Raila seeks new rules for ODM polls
Party leader Raila Odinga on Friday announced that primaries will be held a year to the General Election to create time to resolve disputes.
This will also give unpopular candidates time to jump ship if they so wish, Mr Odinga said in Kanyuor village, Migori County during the burial of Mzee Nelson Onyango, the father of his spokesman Dennis Onyango.
Mr Odinga said the Orange party experienced a lot of internal revolt in the run up to the 2013 elections due to rushed nominations.
“We had no time to correct the anomalies and this pushed popular candidates, who are our members, to get elected on other party tickets,” he said amid cheers.
“I remember floating the idea in a party meeting before the polls but MPs shot it down. They argued that losers would get adequate time to defect but this time I am going to stand firm and primaries will be conducted 12 months before every General Election.”
Mr Odinga said members of the Orange party did not like “the way we conducted our nominations and others felt cheated and this caused us some seats”.
During the last polls, “popular losers” from ODM moved to other parties and won in the subsequent General Election.
The nomination storm was kicked off by the Migori Governor Okoth Obado who demanded that people’s wishes be respected by the party.
“We are all in ODM but we want the playing ground to be level for everybody. We must allow internal democracy to flourish,” he said.

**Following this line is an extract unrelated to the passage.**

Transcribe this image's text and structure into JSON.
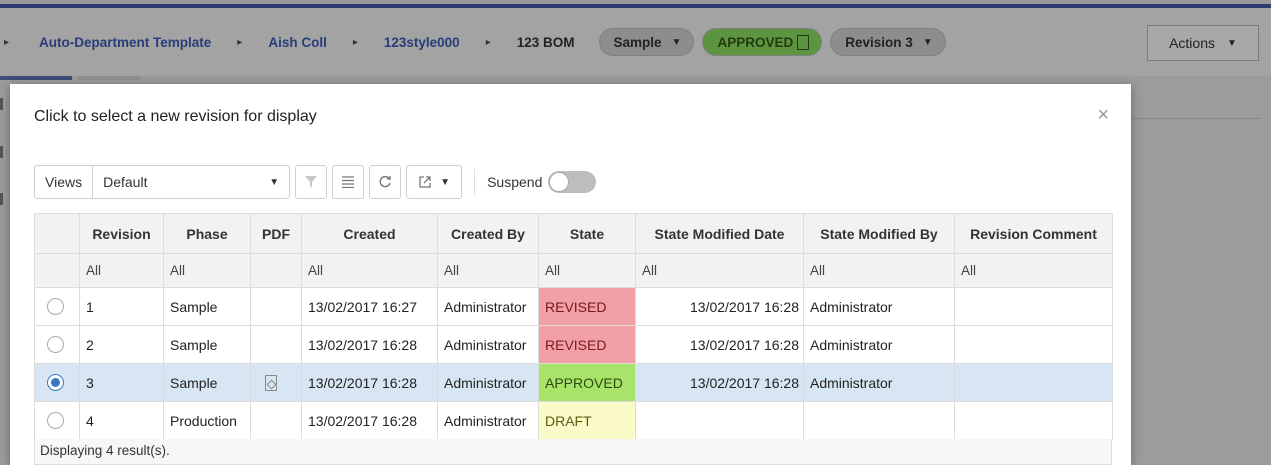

Mr Obado who was elected on a Peoples Democratic Party ticket after losing the Orange nominations to Prof Edward Oyugi, said some people in Nyanza had perfected the art of buying nomination certificates from Orange House during primaries.
“Baba (father) help us remove this bad and unethical practice from the party. Certificates should be given to popular candidates not highest bidders,” said Mr Obado amid applause.
DEVOLUTION UNDER THREAT
On the referendum, Mr Odinga said continued skewed distribution of public resources and jobs had strengthened their resolve to push on with the plebiscite.
He said devolution was under threat from people who opposed the new Constitution and all Kenyans must stand up to defend it.
“We are going to the referendum no matter what they say. We are focused on how to develop all regions, irrespective of political allegiance of a community,” Mr Odinga said.
The Jubilee administration, he added, always urges all Kenyans to pay taxes but only a few are favoured during distribution of public funds.
Mr Odinga demanded that all land issues be handled by the County Land Boards and the National Land Commission and “not the busybodies appointed to interfere with the sensitive and emotive subject”.
He announced that Cord will not participate in the next polls with the current IEBC as constituted.
“We will not participate in another sham election and this time we are more than serious,” he said.
The Cord leader said devolution had saved Kenyans from “sending delegations to State House to beg for goodies” and called for protection of devolved units.
Mr Obado complained to Mr Odinga that deputy Minority Leader in the National Assembly Jakoyo Midiwo and Siaya Senator James Orengo were interfering with his administration.
“They have colluded with some unpopular leaders to undermine me and my administration. Help me tame these guys,” he pleaded.
Suba MP John Mbadi, Suna West MP Joseph Ndiege and Homa Bay County MP Gladys Wanga told national government leaders to stop bothering governors to account for money given to them when their administration was “stinking of graft, nepotism and inefficiency”.
They told the Jubilee administration to first account for public funds they have collected from Kenyans.
The two leaders also demanded increased security for Mr Odinga in the wake of the Kwale clobbering.
Mr Odinga claimed his attacker was sent by somebody, saying: “I am now going to deal with the sender.”